During one breakout session in the afternoon, advocacy trainer Joe Fuld of the DC-based Campaign Workshop offered some advice on making the best of your NLLD visits with lawmakers. “Begin the program with research on your legislator,” he said. “Know their interests, their pet projects, and their relationship to your issues. Frame your issues in personal language. Think about compelling stories that you can tell to demonstrate relevance. How is this issue emotional to you, and how do you say that in a very short sound bite?”

Fuld strongly recommended prioritizing your want list. Lead with the one or two issues that are the most critical or the most likely to make headway with your legislator. Then briefly mention any others that may interest them.

Finally, Fuld said, ask them for their vote or their support. As a follow up, “find out from them who else you should be talking to as potential advocates or partners.” Send them a thank you by email, schedule a second meeting if necessary, give their staff your contact information, and go to their town hall meetings.

“The only pitfalls,” Fuld said, “are not listening and talking past the legislator’s staff, which shows you are not personally and emotionally invested.”

“Democracy dies in darkness”

Topeka and Shawnee County (Kans.) Public Library Director Gina Millsap and <em>Washington Post</em>columnist Joe Davidson.
Topeka and Shawnee County (Kans.) Public Library Director Gina Millsap and Washington Postcolumnist Joe Davidson.

The new (as of February) motto of The Washington Post served as a link between librarians and journalists for a panel set up by ALA Press Officer Shawnda Hines. Both professions, she said, disseminate “information that enlightens and empowers leaders,” making them partners in dispelling the darkness of disinformation.

Gina Millsap, director of Topeka and Shawnee County (Kans.) Public Library, cultivated a close relationship with journalist Zach Ahrens at the Topeka Capital-Journal when it changed publishers in 2015. “I brought him into the library for a tour and forced him to get a library card,” she said. “After he realized that the library was such a hub for print and digital literacy, he began writing more and more about the library. Don’t be afraid to make the first contact,” she added. “Appreciate what they are doing, respect their deadlines, and give them all the information they need about events.”

Also on the panel was Joe Davidson, the Washington Post columnist who wrote “Support grows for small agency with a big reach on Trump’s budget death row” on April 21. It was all about the threatened demise of IMLS and what it would mean for libraries and their users. Davidson gathered quotes from ALA President Julie B. Todaro, IMLS Director Kathryn K. Matthew, and public library director David Smolen in Conway, New Hampshire, who had originally alerted him to the problem.

Davidson had this advice: “I look for stories with a human dimension, such as the Environmental Protection Agency (EPA) employee of some 30 years who resigned by submitting a harsh letter that blamed the EPA director for caving to the Trump administration. It put a human face on the story.”
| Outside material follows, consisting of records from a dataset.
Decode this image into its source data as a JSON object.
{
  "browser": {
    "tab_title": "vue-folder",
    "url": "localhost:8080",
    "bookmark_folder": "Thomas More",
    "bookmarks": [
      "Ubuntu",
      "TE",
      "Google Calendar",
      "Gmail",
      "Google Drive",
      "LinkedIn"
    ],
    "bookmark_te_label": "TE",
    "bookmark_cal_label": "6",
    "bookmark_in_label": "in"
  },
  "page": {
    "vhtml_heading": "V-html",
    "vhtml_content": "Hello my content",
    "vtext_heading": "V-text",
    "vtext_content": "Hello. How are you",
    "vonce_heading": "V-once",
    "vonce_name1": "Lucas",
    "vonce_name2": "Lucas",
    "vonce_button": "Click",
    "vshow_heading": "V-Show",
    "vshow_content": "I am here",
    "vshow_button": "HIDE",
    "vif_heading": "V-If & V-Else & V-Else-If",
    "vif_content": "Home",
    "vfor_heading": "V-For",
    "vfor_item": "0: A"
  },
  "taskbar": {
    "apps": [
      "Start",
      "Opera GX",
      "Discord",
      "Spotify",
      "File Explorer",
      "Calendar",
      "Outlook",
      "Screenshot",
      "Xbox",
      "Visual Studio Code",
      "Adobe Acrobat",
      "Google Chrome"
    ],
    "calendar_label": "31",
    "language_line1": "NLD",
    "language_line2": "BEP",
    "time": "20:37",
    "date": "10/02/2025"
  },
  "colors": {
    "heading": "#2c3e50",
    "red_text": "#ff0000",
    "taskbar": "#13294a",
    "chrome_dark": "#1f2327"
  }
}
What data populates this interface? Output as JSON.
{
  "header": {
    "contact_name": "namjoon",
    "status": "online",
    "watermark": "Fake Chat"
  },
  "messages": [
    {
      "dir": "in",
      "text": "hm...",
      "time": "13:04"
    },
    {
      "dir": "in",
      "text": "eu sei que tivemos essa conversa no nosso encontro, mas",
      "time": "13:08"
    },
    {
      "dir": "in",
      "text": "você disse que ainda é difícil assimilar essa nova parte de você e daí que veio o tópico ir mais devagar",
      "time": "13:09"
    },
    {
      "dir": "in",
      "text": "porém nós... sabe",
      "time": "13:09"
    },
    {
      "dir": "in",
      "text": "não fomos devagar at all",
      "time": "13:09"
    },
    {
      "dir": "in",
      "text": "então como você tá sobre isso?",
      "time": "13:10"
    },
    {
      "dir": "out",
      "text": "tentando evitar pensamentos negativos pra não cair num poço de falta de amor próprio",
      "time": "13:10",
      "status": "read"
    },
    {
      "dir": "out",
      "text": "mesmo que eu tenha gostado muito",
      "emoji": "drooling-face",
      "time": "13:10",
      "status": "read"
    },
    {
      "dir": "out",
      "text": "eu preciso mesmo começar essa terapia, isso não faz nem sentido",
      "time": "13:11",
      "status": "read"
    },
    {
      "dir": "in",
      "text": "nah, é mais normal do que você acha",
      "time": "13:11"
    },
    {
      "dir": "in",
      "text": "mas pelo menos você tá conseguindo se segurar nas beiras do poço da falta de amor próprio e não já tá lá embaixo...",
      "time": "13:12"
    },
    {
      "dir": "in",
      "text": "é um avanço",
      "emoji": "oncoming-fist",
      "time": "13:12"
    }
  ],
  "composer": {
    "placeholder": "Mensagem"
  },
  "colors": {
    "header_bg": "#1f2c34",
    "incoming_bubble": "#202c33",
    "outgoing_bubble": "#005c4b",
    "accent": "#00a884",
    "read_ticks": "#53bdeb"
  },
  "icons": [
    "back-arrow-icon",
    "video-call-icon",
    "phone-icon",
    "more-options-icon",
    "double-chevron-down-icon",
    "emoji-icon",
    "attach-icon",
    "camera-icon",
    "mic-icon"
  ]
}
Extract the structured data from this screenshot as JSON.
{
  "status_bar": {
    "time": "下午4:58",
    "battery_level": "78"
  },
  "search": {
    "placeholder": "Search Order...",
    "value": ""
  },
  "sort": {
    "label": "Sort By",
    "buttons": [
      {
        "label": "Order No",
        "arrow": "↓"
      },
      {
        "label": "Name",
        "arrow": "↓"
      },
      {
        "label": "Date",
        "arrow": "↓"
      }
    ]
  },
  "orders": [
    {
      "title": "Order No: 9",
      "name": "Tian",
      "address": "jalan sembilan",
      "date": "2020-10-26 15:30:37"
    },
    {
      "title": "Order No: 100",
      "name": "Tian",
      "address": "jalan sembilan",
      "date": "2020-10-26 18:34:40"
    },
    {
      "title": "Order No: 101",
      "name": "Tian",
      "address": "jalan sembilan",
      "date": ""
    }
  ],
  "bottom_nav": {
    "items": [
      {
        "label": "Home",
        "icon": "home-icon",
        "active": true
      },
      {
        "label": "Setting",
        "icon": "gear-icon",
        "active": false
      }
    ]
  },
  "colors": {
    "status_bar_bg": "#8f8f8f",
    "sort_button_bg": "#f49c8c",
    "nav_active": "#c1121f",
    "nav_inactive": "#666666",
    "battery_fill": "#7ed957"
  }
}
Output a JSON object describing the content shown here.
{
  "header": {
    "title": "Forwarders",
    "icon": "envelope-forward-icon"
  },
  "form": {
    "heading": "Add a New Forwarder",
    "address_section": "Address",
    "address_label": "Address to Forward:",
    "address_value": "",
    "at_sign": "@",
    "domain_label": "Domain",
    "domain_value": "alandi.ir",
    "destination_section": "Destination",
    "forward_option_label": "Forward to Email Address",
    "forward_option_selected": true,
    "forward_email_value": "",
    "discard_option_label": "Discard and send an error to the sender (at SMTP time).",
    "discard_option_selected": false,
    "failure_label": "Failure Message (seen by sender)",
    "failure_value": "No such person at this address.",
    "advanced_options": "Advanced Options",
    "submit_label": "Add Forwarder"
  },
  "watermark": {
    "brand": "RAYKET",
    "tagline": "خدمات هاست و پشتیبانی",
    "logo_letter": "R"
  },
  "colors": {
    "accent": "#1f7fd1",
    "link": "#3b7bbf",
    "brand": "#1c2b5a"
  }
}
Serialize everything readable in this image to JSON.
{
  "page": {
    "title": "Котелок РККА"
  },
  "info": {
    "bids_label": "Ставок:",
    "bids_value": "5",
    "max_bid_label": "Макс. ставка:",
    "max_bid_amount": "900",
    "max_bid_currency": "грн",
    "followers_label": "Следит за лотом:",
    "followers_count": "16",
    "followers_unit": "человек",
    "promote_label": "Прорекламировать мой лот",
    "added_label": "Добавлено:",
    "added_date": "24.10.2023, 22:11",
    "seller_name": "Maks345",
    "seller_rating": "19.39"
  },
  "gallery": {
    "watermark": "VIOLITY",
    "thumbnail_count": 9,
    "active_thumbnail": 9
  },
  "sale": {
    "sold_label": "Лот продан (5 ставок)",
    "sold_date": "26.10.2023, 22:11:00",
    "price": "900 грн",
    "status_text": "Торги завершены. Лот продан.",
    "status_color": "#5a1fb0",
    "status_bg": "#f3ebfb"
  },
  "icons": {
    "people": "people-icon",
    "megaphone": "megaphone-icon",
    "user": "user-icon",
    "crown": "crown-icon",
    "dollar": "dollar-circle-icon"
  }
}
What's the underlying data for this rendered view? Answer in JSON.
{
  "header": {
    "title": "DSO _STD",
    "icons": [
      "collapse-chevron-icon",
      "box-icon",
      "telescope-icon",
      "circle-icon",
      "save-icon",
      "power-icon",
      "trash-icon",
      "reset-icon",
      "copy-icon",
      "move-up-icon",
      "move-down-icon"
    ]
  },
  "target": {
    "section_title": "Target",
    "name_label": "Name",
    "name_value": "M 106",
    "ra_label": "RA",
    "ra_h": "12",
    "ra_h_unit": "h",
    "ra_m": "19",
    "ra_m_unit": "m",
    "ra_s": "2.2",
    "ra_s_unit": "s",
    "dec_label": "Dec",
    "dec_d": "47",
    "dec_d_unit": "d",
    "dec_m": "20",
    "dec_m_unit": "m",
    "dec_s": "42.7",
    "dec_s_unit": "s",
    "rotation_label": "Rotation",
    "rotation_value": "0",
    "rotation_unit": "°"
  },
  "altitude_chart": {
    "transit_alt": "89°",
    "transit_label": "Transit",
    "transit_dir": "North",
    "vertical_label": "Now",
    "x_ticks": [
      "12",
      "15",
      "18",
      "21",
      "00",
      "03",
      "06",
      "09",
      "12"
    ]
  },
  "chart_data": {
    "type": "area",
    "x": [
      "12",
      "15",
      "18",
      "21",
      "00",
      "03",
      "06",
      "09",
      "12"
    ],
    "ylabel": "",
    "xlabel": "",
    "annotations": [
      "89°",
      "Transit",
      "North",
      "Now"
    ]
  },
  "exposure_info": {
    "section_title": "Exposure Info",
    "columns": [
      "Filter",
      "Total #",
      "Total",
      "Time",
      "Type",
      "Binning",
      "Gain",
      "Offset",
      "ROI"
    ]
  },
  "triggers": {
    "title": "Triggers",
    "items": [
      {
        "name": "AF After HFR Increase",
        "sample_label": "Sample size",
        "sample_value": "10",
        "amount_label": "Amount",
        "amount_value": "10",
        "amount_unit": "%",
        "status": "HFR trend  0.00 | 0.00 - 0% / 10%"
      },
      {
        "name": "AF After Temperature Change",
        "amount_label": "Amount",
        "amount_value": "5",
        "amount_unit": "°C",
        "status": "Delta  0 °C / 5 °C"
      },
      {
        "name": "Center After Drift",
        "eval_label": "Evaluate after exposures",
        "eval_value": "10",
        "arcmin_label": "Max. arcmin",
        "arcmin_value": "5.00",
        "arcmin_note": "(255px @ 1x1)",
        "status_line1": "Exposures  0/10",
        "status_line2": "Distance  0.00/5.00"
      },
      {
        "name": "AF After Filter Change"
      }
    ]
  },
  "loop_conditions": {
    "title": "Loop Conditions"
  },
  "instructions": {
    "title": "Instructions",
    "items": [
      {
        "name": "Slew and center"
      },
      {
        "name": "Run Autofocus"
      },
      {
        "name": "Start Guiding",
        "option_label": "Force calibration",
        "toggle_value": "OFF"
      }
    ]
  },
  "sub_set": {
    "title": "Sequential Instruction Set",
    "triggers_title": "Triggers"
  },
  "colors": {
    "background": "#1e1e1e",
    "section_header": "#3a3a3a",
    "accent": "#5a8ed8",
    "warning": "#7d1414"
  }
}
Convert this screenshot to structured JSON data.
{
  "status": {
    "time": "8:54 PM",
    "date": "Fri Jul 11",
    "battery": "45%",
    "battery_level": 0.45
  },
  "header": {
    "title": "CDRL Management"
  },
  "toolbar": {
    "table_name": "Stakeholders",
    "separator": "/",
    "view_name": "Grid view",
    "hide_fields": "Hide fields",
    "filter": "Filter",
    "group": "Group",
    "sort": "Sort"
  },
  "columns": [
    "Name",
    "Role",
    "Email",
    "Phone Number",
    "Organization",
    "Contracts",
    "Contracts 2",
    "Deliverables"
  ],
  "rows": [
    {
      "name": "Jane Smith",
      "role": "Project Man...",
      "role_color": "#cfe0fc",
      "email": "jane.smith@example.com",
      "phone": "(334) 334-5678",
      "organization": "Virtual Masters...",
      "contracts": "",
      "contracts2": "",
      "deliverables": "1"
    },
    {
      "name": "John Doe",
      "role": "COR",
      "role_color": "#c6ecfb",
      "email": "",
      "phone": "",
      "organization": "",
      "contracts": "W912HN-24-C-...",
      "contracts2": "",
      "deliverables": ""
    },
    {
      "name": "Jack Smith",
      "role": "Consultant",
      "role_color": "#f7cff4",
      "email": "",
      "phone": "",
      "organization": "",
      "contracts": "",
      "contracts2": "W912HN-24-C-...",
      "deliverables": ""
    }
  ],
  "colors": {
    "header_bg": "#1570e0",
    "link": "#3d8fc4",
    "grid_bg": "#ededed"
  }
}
Todaro quoted Major R. Owens, a former librarian who served on the US House of Representatives from 1983 to 2007, on a way to make government stories more interesting: Tell them that “federal funding for libraries is about the same as the price of a new fighter jet.”

Update: Corrected amount of IMLS funding, May 4.